Quote the records beneath, complete and exact. Leave out images.

[Entries from a dataset of interfaces]
=== Begin Enclosure ===
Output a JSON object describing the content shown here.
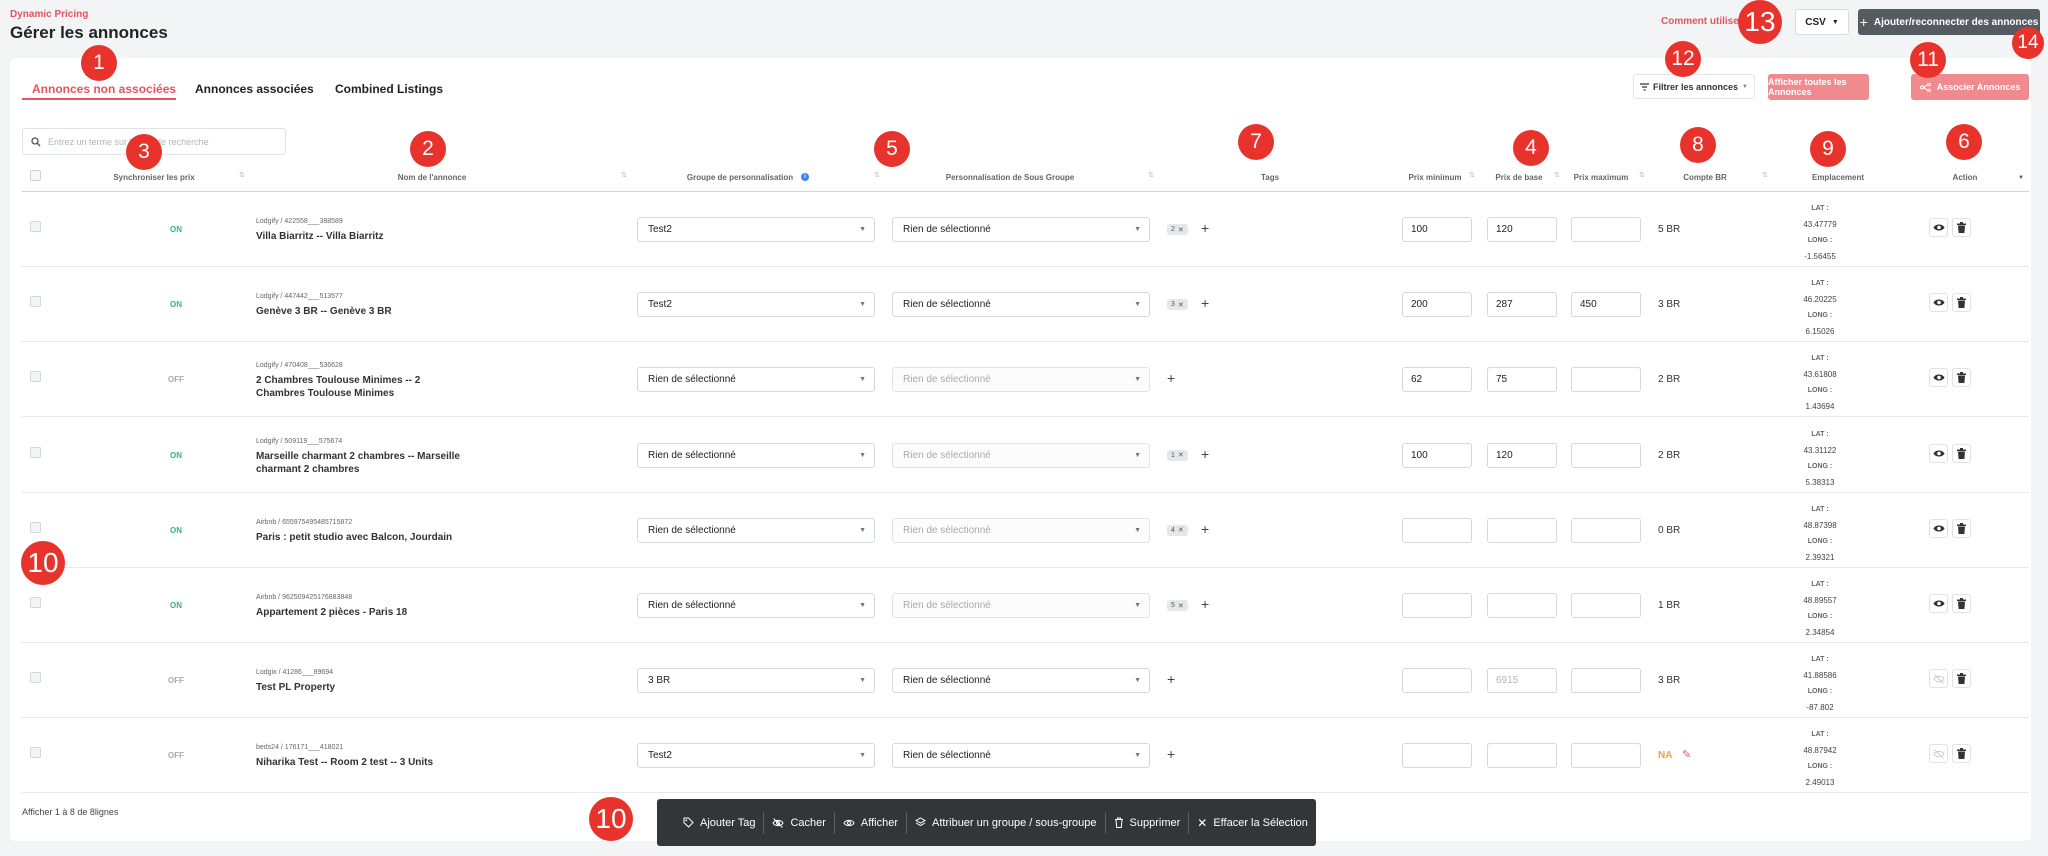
{
  "header": {
    "brand": "Dynamic Pricing",
    "title": "Gérer les annonces",
    "how_to": "Comment utiliser",
    "csv_label": "CSV",
    "add_button": "Ajouter/reconnecter des annonces"
  },
  "tabs": [
    "Annonces non associées",
    "Annonces associées",
    "Combined Listings"
  ],
  "toolbar": {
    "filter": "Filtrer les annonces",
    "show_all": "Afficher toutes les Annonces",
    "associate": "Associer Annonces"
  },
  "search": {
    "placeholder": "Entrez un terme sur lequel de recherche"
  },
  "columns": {
    "sync": "Synchroniser les prix",
    "name": "Nom de l'annonce",
    "group": "Groupe de personnalisation",
    "subgroup": "Personnalisation de Sous Groupe",
    "tags": "Tags",
    "min": "Prix minimum",
    "base": "Prix de base",
    "max": "Prix maximum",
    "br": "Compte BR",
    "location": "Emplacement",
    "action": "Action"
  },
  "labels": {
    "lat": "LAT :",
    "long": "LONG :"
  },
  "rows": [
    {
      "sync": "ON",
      "source": "Lodgify / 422558___388589",
      "name": "Villa Biarritz -- Villa Biarritz",
      "group": "Test2",
      "subgroup": "Rien de sélectionné",
      "tag": "2",
      "min": "100",
      "base": "120",
      "max": "",
      "br": "5 BR",
      "lat": "43.47779",
      "long": "-1.56455"
    },
    {
      "sync": "ON",
      "source": "Lodgify / 447442___513577",
      "name": "Genève 3 BR -- Genève 3 BR",
      "group": "Test2",
      "subgroup": "Rien de sélectionné",
      "tag": "3",
      "min": "200",
      "base": "287",
      "max": "450",
      "br": "3 BR",
      "lat": "46.20225",
      "long": "6.15026"
    },
    {
      "sync": "OFF",
      "source": "Lodgify / 470408___536628",
      "name": "2 Chambres Toulouse Minimes -- 2 Chambres Toulouse Minimes",
      "group": "Rien de sélectionné",
      "subgroup": "Rien de sélectionné",
      "tag": "",
      "min": "62",
      "base": "75",
      "max": "",
      "br": "2 BR",
      "lat": "43.61808",
      "long": "1.43694"
    },
    {
      "sync": "ON",
      "source": "Lodgify / 509119___575674",
      "name": "Marseille charmant 2 chambres -- Marseille charmant 2 chambres",
      "group": "Rien de sélectionné",
      "subgroup": "Rien de sélectionné",
      "tag": "1",
      "min": "100",
      "base": "120",
      "max": "",
      "br": "2 BR",
      "lat": "43.31122",
      "long": "5.38313"
    },
    {
      "sync": "ON",
      "source": "Airbnb / 655975495485715872",
      "name": "Paris : petit studio avec Balcon, Jourdain",
      "group": "Rien de sélectionné",
      "subgroup": "Rien de sélectionné",
      "tag": "4",
      "min": "",
      "base": "",
      "max": "",
      "br": "0 BR",
      "lat": "48.87398",
      "long": "2.39321"
    },
    {
      "sync": "ON",
      "source": "Airbnb / 962509425176883848",
      "name": "Appartement 2 pièces - Paris 18",
      "group": "Rien de sélectionné",
      "subgroup": "Rien de sélectionné",
      "tag": "5",
      "min": "",
      "base": "",
      "max": "",
      "br": "1 BR",
      "lat": "48.89557",
      "long": "2.34854"
    },
    {
      "sync": "OFF",
      "source": "Lodgix / 41286___89694",
      "name": "Test PL Property",
      "group": "3 BR",
      "subgroup": "Rien de sélectionné",
      "tag": "",
      "min": "",
      "base": "6915",
      "max": "",
      "br": "3 BR",
      "lat": "41.88586",
      "long": "-87.802"
    },
    {
      "sync": "OFF",
      "source": "beds24 / 176171___418021",
      "name": "Niharika Test -- Room 2 test -- 3 Units",
      "group": "Test2",
      "subgroup": "Rien de sélectionné",
      "tag": "",
      "min": "",
      "base": "",
      "max": "",
      "br": "NA",
      "lat": "48.87942",
      "long": "2.49013"
    }
  ],
  "footer": "Afficher 1 à 8 de 8lignes",
  "bulk": {
    "add_tag": "Ajouter Tag",
    "hide": "Cacher",
    "show": "Afficher",
    "assign": "Attribuer un groupe / sous-groupe",
    "delete": "Supprimer",
    "clear": "Effacer la Sélection"
  },
  "badges": [
    "1",
    "2",
    "3",
    "4",
    "5",
    "6",
    "7",
    "8",
    "9",
    "10",
    "10",
    "11",
    "12",
    "13",
    "14"
  ],
  "colors": {
    "accent": "#e5545e",
    "on": "#36b37e",
    "badge": "#e8322c",
    "bar": "#333639"
  }
}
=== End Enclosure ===
** Response **
Output a JSON object describing the content shown here.
{
  "header": {
    "brand": "Dynamic Pricing",
    "title": "Gérer les annonces",
    "how_to": "Comment utiliser",
    "csv_label": "CSV",
    "add_button": "Ajouter/reconnecter des annonces"
  },
  "tabs": [
    "Annonces non associées",
    "Annonces associées",
    "Combined Listings"
  ],
  "toolbar": {
    "filter": "Filtrer les annonces",
    "show_all": "Afficher toutes les Annonces",
    "associate": "Associer Annonces"
  },
  "search": {
    "placeholder": "Entrez un terme sur lequel de recherche"
  },
  "columns": {
    "sync": "Synchroniser les prix",
    "name": "Nom de l'annonce",
    "group": "Groupe de personnalisation",
    "subgroup": "Personnalisation de Sous Groupe",
    "tags": "Tags",
    "min": "Prix minimum",
    "base": "Prix de base",
    "max": "Prix maximum",
    "br": "Compte BR",
    "location": "Emplacement",
    "action": "Action"
  },
  "labels": {
    "lat": "LAT :",
    "long": "LONG :"
  },
  "rows": [
    {
      "sync": "ON",
      "source": "Lodgify / 422558___388589",
      "name": "Villa Biarritz -- Villa Biarritz",
      "group": "Test2",
      "subgroup": "Rien de sélectionné",
      "tag": "2",
      "min": "100",
      "base": "120",
      "max": "",
      "br": "5 BR",
      "lat": "43.47779",
      "long": "-1.56455"
    },
    {
      "sync": "ON",
      "source": "Lodgify / 447442___513577",
      "name": "Genève 3 BR -- Genève 3 BR",
      "group": "Test2",
      "subgroup": "Rien de sélectionné",
      "tag": "3",
      "min": "200",
      "base": "287",
      "max": "450",
      "br": "3 BR",
      "lat": "46.20225",
      "long": "6.15026"
    },
    {
      "sync": "OFF",
      "source": "Lodgify / 470408___536628",
      "name": "2 Chambres Toulouse Minimes -- 2 Chambres Toulouse Minimes",
      "group": "Rien de sélectionné",
      "subgroup": "Rien de sélectionné",
      "tag": "",
      "min": "62",
      "base": "75",
      "max": "",
      "br": "2 BR",
      "lat": "43.61808",
      "long": "1.43694"
    },
    {
      "sync": "ON",
      "source": "Lodgify / 509119___575674",
      "name": "Marseille charmant 2 chambres -- Marseille charmant 2 chambres",
      "group": "Rien de sélectionné",
      "subgroup": "Rien de sélectionné",
      "tag": "1",
      "min": "100",
      "base": "120",
      "max": "",
      "br": "2 BR",
      "lat": "43.31122",
      "long": "5.38313"
    },
    {
      "sync": "ON",
      "source": "Airbnb / 655975495485715872",
      "name": "Paris : petit studio avec Balcon, Jourdain",
      "group": "Rien de sélectionné",
      "subgroup": "Rien de sélectionné",
      "tag": "4",
      "min": "",
      "base": "",
      "max": "",
      "br": "0 BR",
      "lat": "48.87398",
      "long": "2.39321"
    },
    {
      "sync": "ON",
      "source": "Airbnb / 962509425176883848",
      "name": "Appartement 2 pièces - Paris 18",
      "group": "Rien de sélectionné",
      "subgroup": "Rien de sélectionné",
      "tag": "5",
      "min": "",
      "base": "",
      "max": "",
      "br": "1 BR",
      "lat": "48.89557",
      "long": "2.34854"
    },
    {
      "sync": "OFF",
      "source": "Lodgix / 41286___89694",
      "name": "Test PL Property",
      "group": "3 BR",
      "subgroup": "Rien de sélectionné",
      "tag": "",
      "min": "",
      "base": "6915",
      "max": "",
      "br": "3 BR",
      "lat": "41.88586",
      "long": "-87.802"
    },
    {
      "sync": "OFF",
      "source": "beds24 / 176171___418021",
      "name": "Niharika Test -- Room 2 test -- 3 Units",
      "group": "Test2",
      "subgroup": "Rien de sélectionné",
      "tag": "",
      "min": "",
      "base": "",
      "max": "",
      "br": "NA",
      "lat": "48.87942",
      "long": "2.49013"
    }
  ],
  "footer": "Afficher 1 à 8 de 8lignes",
  "bulk": {
    "add_tag": "Ajouter Tag",
    "hide": "Cacher",
    "show": "Afficher",
    "assign": "Attribuer un groupe / sous-groupe",
    "delete": "Supprimer",
    "clear": "Effacer la Sélection"
  },
  "badges": [
    "1",
    "2",
    "3",
    "4",
    "5",
    "6",
    "7",
    "8",
    "9",
    "10",
    "10",
    "11",
    "12",
    "13",
    "14"
  ],
  "colors": {
    "accent": "#e5545e",
    "on": "#36b37e",
    "badge": "#e8322c",
    "bar": "#333639"
  }
}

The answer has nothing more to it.